* **EXERCISE PROMPT**:
Print out every entry that follows, exactly as written.

========================================

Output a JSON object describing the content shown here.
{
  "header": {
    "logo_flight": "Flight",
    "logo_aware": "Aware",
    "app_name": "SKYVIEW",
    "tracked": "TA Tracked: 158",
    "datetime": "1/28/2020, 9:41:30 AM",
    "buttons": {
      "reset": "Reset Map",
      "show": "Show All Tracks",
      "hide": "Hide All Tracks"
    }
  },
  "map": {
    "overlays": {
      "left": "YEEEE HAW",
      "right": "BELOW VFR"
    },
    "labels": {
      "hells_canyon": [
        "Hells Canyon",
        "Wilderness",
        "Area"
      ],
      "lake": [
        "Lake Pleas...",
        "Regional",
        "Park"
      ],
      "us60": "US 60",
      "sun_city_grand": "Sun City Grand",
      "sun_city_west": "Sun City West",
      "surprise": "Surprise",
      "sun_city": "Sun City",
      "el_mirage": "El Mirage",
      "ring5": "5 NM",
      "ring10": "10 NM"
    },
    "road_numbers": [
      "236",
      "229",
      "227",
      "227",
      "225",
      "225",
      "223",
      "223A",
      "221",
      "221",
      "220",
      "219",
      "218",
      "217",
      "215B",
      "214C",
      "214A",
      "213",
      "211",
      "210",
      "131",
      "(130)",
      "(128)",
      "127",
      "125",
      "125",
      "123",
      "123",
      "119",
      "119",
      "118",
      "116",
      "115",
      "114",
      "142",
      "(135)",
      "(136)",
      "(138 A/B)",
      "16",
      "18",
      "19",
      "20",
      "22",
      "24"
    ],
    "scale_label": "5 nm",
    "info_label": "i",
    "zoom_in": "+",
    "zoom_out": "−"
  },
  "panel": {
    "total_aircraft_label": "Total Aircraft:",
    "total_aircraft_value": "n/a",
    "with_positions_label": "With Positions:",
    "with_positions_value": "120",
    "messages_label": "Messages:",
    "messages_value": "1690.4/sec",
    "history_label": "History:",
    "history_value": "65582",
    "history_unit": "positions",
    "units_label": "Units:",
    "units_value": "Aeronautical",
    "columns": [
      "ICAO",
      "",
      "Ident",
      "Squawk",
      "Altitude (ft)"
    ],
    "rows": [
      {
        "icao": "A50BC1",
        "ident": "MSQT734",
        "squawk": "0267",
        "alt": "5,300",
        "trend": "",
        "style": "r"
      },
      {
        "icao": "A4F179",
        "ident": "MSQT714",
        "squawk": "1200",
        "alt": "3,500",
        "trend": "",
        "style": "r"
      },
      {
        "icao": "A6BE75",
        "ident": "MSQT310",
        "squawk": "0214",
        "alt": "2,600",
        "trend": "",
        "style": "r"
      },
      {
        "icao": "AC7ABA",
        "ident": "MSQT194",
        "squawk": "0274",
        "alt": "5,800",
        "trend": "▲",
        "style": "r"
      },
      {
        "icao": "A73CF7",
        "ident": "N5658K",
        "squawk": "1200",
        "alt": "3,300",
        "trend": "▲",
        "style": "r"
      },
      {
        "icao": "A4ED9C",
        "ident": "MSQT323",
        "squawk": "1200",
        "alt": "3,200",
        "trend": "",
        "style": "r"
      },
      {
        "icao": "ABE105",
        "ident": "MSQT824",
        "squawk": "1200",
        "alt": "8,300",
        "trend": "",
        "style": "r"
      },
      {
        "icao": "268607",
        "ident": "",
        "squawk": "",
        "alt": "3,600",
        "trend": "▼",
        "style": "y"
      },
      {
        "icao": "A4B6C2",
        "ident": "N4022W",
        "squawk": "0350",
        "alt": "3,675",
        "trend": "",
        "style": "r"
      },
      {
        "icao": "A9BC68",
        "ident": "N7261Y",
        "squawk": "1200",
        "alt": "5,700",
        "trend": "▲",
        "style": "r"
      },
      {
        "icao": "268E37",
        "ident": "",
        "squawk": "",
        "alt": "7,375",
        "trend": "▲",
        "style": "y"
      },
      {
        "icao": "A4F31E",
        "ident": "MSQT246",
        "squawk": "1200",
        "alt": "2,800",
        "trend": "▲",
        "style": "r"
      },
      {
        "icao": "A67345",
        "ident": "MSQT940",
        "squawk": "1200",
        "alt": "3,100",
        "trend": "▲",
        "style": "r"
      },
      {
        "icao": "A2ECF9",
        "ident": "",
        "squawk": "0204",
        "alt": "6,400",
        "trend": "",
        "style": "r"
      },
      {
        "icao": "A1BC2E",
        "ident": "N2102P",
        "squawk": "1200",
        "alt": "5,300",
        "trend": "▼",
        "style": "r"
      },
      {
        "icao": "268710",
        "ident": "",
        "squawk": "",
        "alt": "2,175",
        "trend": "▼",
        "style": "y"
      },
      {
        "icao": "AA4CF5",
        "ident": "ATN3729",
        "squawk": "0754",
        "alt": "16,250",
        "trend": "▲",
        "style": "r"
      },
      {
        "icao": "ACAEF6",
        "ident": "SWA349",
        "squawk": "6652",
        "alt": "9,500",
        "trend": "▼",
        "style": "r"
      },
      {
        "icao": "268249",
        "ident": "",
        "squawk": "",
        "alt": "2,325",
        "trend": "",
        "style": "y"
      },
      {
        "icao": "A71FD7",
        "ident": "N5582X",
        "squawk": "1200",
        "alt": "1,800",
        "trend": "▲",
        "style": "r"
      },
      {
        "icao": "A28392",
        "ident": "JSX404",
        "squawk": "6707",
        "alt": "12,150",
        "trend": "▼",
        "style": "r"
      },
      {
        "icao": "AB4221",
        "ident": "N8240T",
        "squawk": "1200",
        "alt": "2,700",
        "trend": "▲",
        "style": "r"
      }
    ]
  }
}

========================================

* **EXERCISE ANSWER**:
Output a JSON object describing the content shown here.
{
  "header": {
    "logo_flight": "Flight",
    "logo_aware": "Aware",
    "app_name": "SKYVIEW",
    "tracked": "TA Tracked: 158",
    "datetime": "1/28/2020, 9:41:30 AM",
    "buttons": {
      "reset": "Reset Map",
      "show": "Show All Tracks",
      "hide": "Hide All Tracks"
    }
  },
  "map": {
    "overlays": {
      "left": "YEEEE HAW",
      "right": "BELOW VFR"
    },
    "labels": {
      "hells_canyon": [
        "Hells Canyon",
        "Wilderness",
        "Area"
      ],
      "lake": [
        "Lake Pleas...",
        "Regional",
        "Park"
      ],
      "us60": "US 60",
      "sun_city_grand": "Sun City Grand",
      "sun_city_west": "Sun City West",
      "surprise": "Surprise",
      "sun_city": "Sun City",
      "el_mirage": "El Mirage",
      "ring5": "5 NM",
      "ring10": "10 NM"
    },
    "road_numbers": [
      "236",
      "229",
      "227",
      "227",
      "225",
      "225",
      "223",
      "223A",
      "221",
      "221",
      "220",
      "219",
      "218",
      "217",
      "215B",
      "214C",
      "214A",
      "213",
      "211",
      "210",
      "131",
      "(130)",
      "(128)",
      "127",
      "125",
      "125",
      "123",
      "123",
      "119",
      "119",
      "118",
      "116",
      "115",
      "114",
      "142",
      "(135)",
      "(136)",
      "(138 A/B)",
      "16",
      "18",
      "19",
      "20",
      "22",
      "24"
    ],
    "scale_label": "5 nm",
    "info_label": "i",
    "zoom_in": "+",
    "zoom_out": "−"
  },
  "panel": {
    "total_aircraft_label": "Total Aircraft:",
    "total_aircraft_value": "n/a",
    "with_positions_label": "With Positions:",
    "with_positions_value": "120",
    "messages_label": "Messages:",
    "messages_value": "1690.4/sec",
    "history_label": "History:",
    "history_value": "65582",
    "history_unit": "positions",
    "units_label": "Units:",
    "units_value": "Aeronautical",
    "columns": [
      "ICAO",
      "",
      "Ident",
      "Squawk",
      "Altitude (ft)"
    ],
    "rows": [
      {
        "icao": "A50BC1",
        "ident": "MSQT734",
        "squawk": "0267",
        "alt": "5,300",
        "trend": "",
        "style": "r"
      },
      {
        "icao": "A4F179",
        "ident": "MSQT714",
        "squawk": "1200",
        "alt": "3,500",
        "trend": "",
        "style": "r"
      },
      {
        "icao": "A6BE75",
        "ident": "MSQT310",
        "squawk": "0214",
        "alt": "2,600",
        "trend": "",
        "style": "r"
      },
      {
        "icao": "AC7ABA",
        "ident": "MSQT194",
        "squawk": "0274",
        "alt": "5,800",
        "trend": "▲",
        "style": "r"
      },
      {
        "icao": "A73CF7",
        "ident": "N5658K",
        "squawk": "1200",
        "alt": "3,300",
        "trend": "▲",
        "style": "r"
      },
      {
        "icao": "A4ED9C",
        "ident": "MSQT323",
        "squawk": "1200",
        "alt": "3,200",
        "trend": "",
        "style": "r"
      },
      {
        "icao": "ABE105",
        "ident": "MSQT824",
        "squawk": "1200",
        "alt": "8,300",
        "trend": "",
        "style": "r"
      },
      {
        "icao": "268607",
        "ident": "",
        "squawk": "",
        "alt": "3,600",
        "trend": "▼",
        "style": "y"
      },
      {
        "icao": "A4B6C2",
        "ident": "N4022W",
        "squawk": "0350",
        "alt": "3,675",
        "trend": "",
        "style": "r"
      },
      {
        "icao": "A9BC68",
        "ident": "N7261Y",
        "squawk": "1200",
        "alt": "5,700",
        "trend": "▲",
        "style": "r"
      },
      {
        "icao": "268E37",
        "ident": "",
        "squawk": "",
        "alt": "7,375",
        "trend": "▲",
        "style": "y"
      },
      {
        "icao": "A4F31E",
        "ident": "MSQT246",
        "squawk": "1200",
        "alt": "2,800",
        "trend": "▲",
        "style": "r"
      },
      {
        "icao": "A67345",
        "ident": "MSQT940",
        "squawk": "1200",
        "alt": "3,100",
        "trend": "▲",
        "style": "r"
      },
      {
        "icao": "A2ECF9",
        "ident": "",
        "squawk": "0204",
        "alt": "6,400",
        "trend": "",
        "style": "r"
      },
      {
        "icao": "A1BC2E",
        "ident": "N2102P",
        "squawk": "1200",
        "alt": "5,300",
        "trend": "▼",
        "style": "r"
      },
      {
        "icao": "268710",
        "ident": "",
        "squawk": "",
        "alt": "2,175",
        "trend": "▼",
        "style": "y"
      },
      {
        "icao": "AA4CF5",
        "ident": "ATN3729",
        "squawk": "0754",
        "alt": "16,250",
        "trend": "▲",
        "style": "r"
      },
      {
        "icao": "ACAEF6",
        "ident": "SWA349",
        "squawk": "6652",
        "alt": "9,500",
        "trend": "▼",
        "style": "r"
      },
      {
        "icao": "268249",
        "ident": "",
        "squawk": "",
        "alt": "2,325",
        "trend": "",
        "style": "y"
      },
      {
        "icao": "A71FD7",
        "ident": "N5582X",
        "squawk": "1200",
        "alt": "1,800",
        "trend": "▲",
        "style": "r"
      },
      {
        "icao": "A28392",
        "ident": "JSX404",
        "squawk": "6707",
        "alt": "12,150",
        "trend": "▼",
        "style": "r"
      },
      {
        "icao": "AB4221",
        "ident": "N8240T",
        "squawk": "1200",
        "alt": "2,700",
        "trend": "▲",
        "style": "r"
      }
    ]
  }
}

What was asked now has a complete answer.